Good question Kevin.

I don't know the answer as yet, HMRC published very little guidance on this at the time of me writing the article and I can't see any further updates from HMRC on this as yet.

It wouldn't surprise me if HMRC have not thought about agents, things like postponed import VAT, enrolling for Customs Declaration Service and similar can't be done via the agent login, must be done via the taxpayers gateway.

As for 64-8, there was nothing in the press release to indicate HMRC would not recognise an agents 64-8, on saying that, more aspects of HMRC seem to ignore the 64-8, for example VAT groupings and options to tax requires a written authority from the taxpayer, a 64-8 no longer acceptable to HMRC.

Let's see how this one pans out.

Thanks (0)
Replying to Jason Croke:
By kevinringer
30th Nov 2023 09:18

Thanks Jason, HMRC are increasingly refusing to recognise the 64-8. In addition to the services you have listed, we also have most of the new ASA services eg TRS, IRV, 60-day CGT. It can't be a technology thing because MTD VAT is a new ASA service and HMRC did recognise the old authority for that. There never was a 64-8 for CJRS yet when HMRC launched the CJRS portal HMRC deemed us authorised and gave us access for all our employer clients. I guess the difference is HMRC knew that agents had to be involved to make CJRS a success, but HMRC want to cut out agents from everything else. I guess this could be political; if a tax system requires agents, it implies it is too complex for the typical citizen and removing the agent gives the illusion that the tax system is less complex.

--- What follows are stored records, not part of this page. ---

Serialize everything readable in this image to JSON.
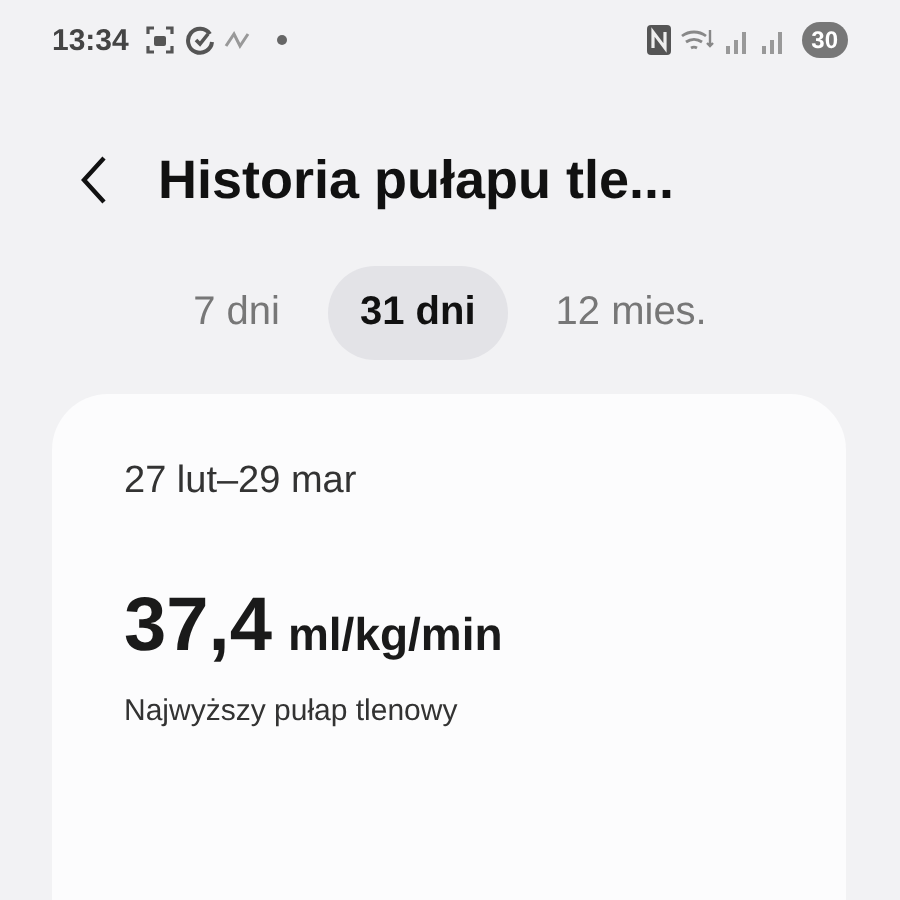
{
  "status_bar": {
    "time": "13:34",
    "battery": "30"
  },
  "header": {
    "title": "Historia pułapu tle..."
  },
  "tabs": [
    {
      "label": "7 dni",
      "selected": false
    },
    {
      "label": "31 dni",
      "selected": true
    },
    {
      "label": "12 mies.",
      "selected": false
    }
  ],
  "card": {
    "date_range": "27 lut–29 mar",
    "value": "37,4",
    "unit": "ml/kg/min",
    "caption": "Najwyższy pułap tlenowy"
  }
}
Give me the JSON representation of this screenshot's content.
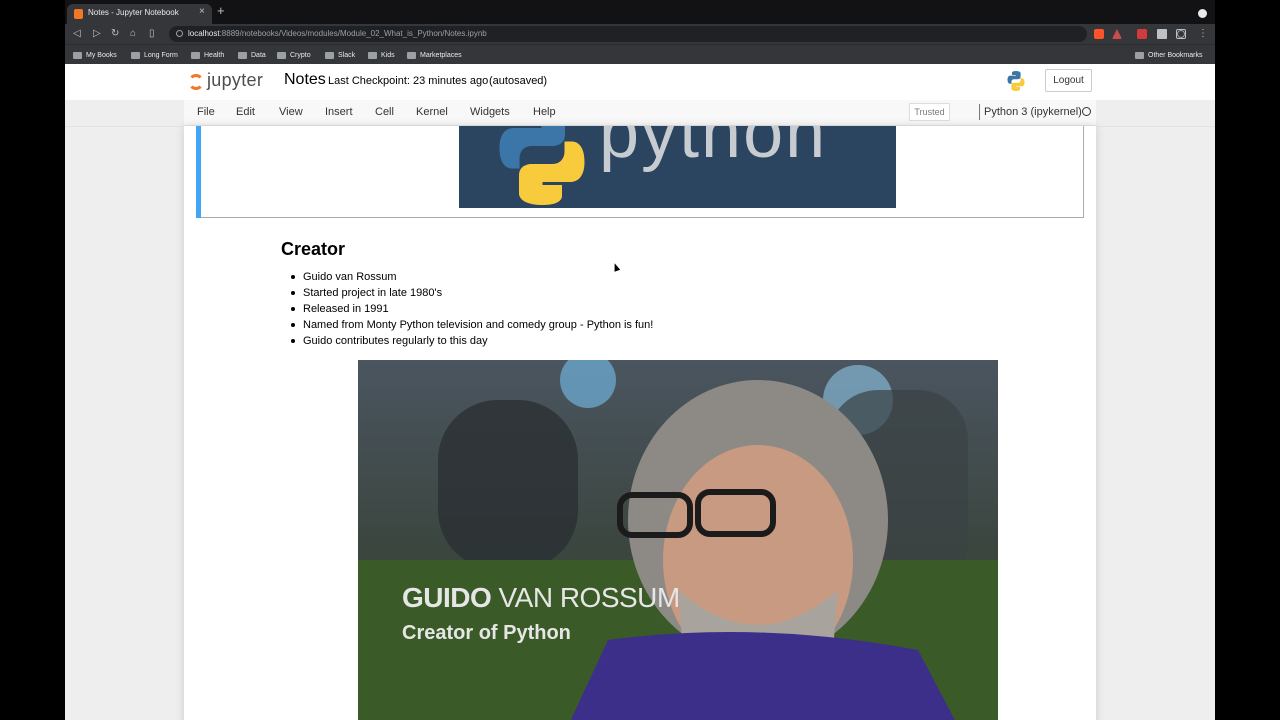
{
  "browser": {
    "tab_title": "Notes - Jupyter Notebook",
    "tab_close": "×",
    "new_tab": "+",
    "url_host": "localhost",
    "url_path": ":8889/notebooks/Videos/modules/Module_02_What_is_Python/Notes.ipynb",
    "nav": {
      "back": "◁",
      "forward": "▷",
      "reload": "↻",
      "home": "⌂",
      "bookmark": "▯"
    },
    "bookmarks": [
      "My Books",
      "Long Form",
      "Health",
      "Data",
      "Crypto",
      "Slack",
      "Kids",
      "Marketplaces"
    ],
    "other_bookmarks": "Other Bookmarks",
    "menu_dots": "⋮"
  },
  "jupyter": {
    "logo_text": "jupyter",
    "notebook_name": "Notes",
    "checkpoint": "Last Checkpoint: 23 minutes ago",
    "autosave": "(autosaved)",
    "logout": "Logout",
    "menu": [
      "File",
      "Edit",
      "View",
      "Insert",
      "Cell",
      "Kernel",
      "Widgets",
      "Help"
    ],
    "trusted": "Trusted",
    "kernel": "Python 3 (ipykernel)"
  },
  "notebook": {
    "banner_text": "python",
    "creator_heading": "Creator",
    "bullets": [
      "Guido van Rossum",
      "Started project in late 1980's",
      "Released in 1991",
      "Named from Monty Python television and comedy group - Python is fun!",
      "Guido contributes regularly to this day"
    ],
    "photo_caption_bold": "GUIDO",
    "photo_caption_thin": " VAN ROSSUM",
    "photo_subcaption": "Creator of Python"
  },
  "colors": {
    "accent": "#42a5f5",
    "jupyter_orange": "#f37726",
    "banner_bg": "#2b4560"
  }
}
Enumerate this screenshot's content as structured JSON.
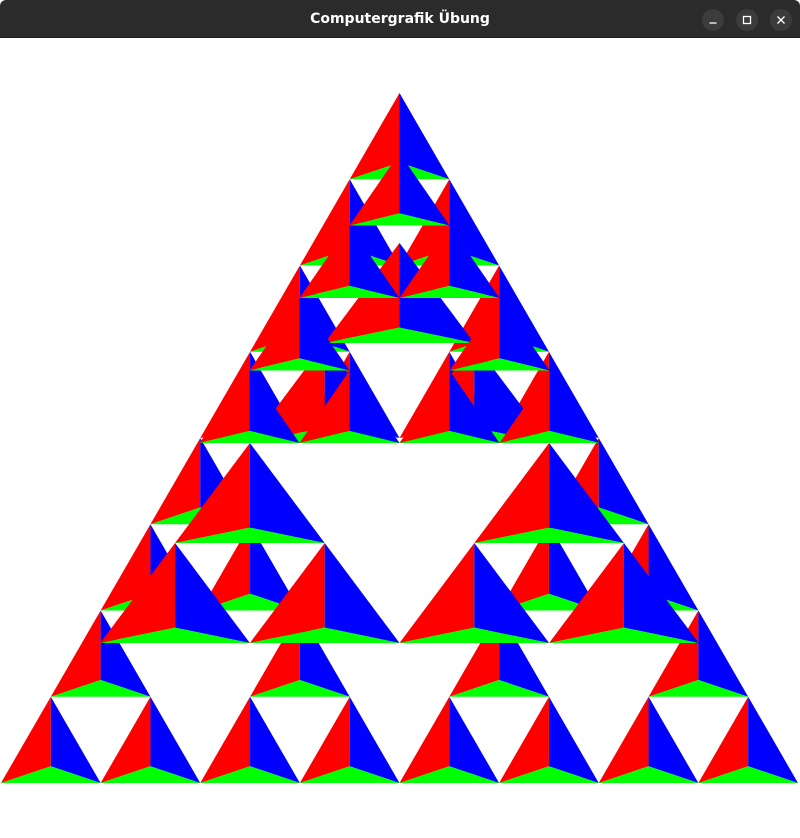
{
  "window": {
    "title": "Computergrafik Übung",
    "controls": [
      {
        "name": "minimize",
        "icon": "minimize-icon"
      },
      {
        "name": "maximize",
        "icon": "maximize-icon"
      },
      {
        "name": "close",
        "icon": "close-icon"
      }
    ]
  },
  "scene": {
    "description_colors": {
      "background": "#ffffff",
      "red": "#ff0000",
      "green": "#00ff00",
      "blue": "#0000ff"
    },
    "fractal": "sierpinski-triangle",
    "subdivision_depth": 3,
    "copies": 3
  }
}
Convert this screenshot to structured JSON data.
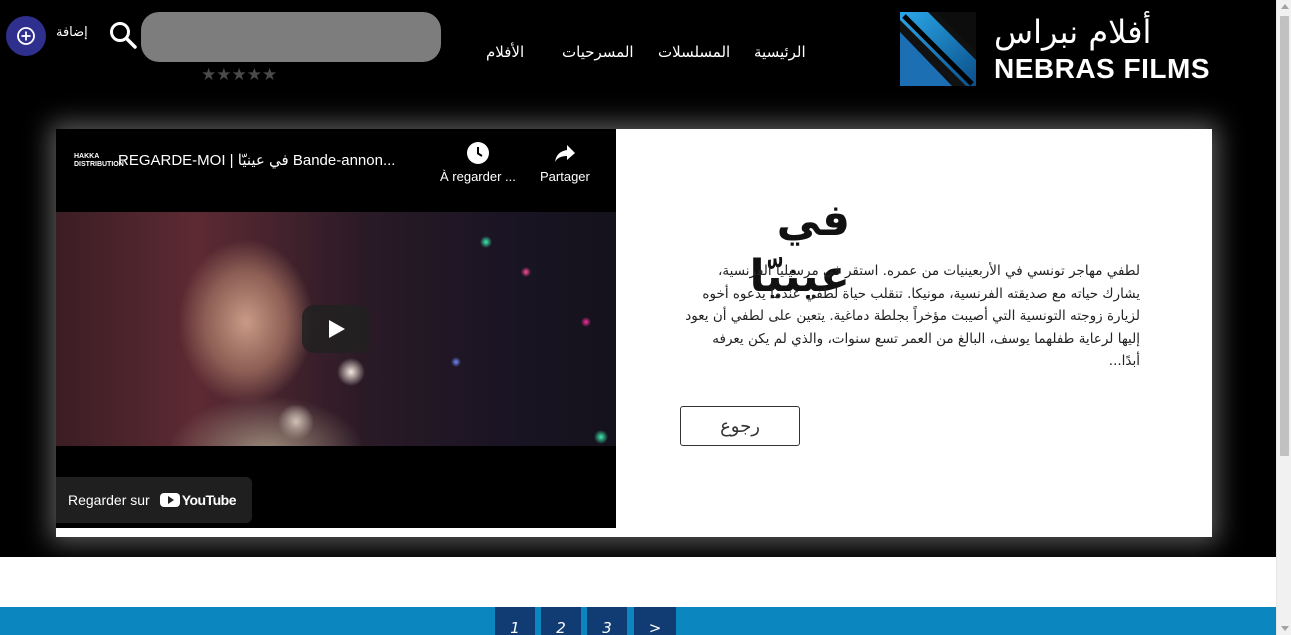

Thanks (1)
By Jason Croke
07th Dec 2023 09:16

HMRC have now released their guidance and activated the online portal.

Unsurprisingly, agents cannot submit these claims.

I've just tried using my agent log in and it says agents can't use this service, this means taxpayers will have to use their own gateway to submit DIY claims or else agents will have to log in and file under the taxpayers login with their written consent (and the risks to the agent associated with doing so).

All the new links here

Thanks (0)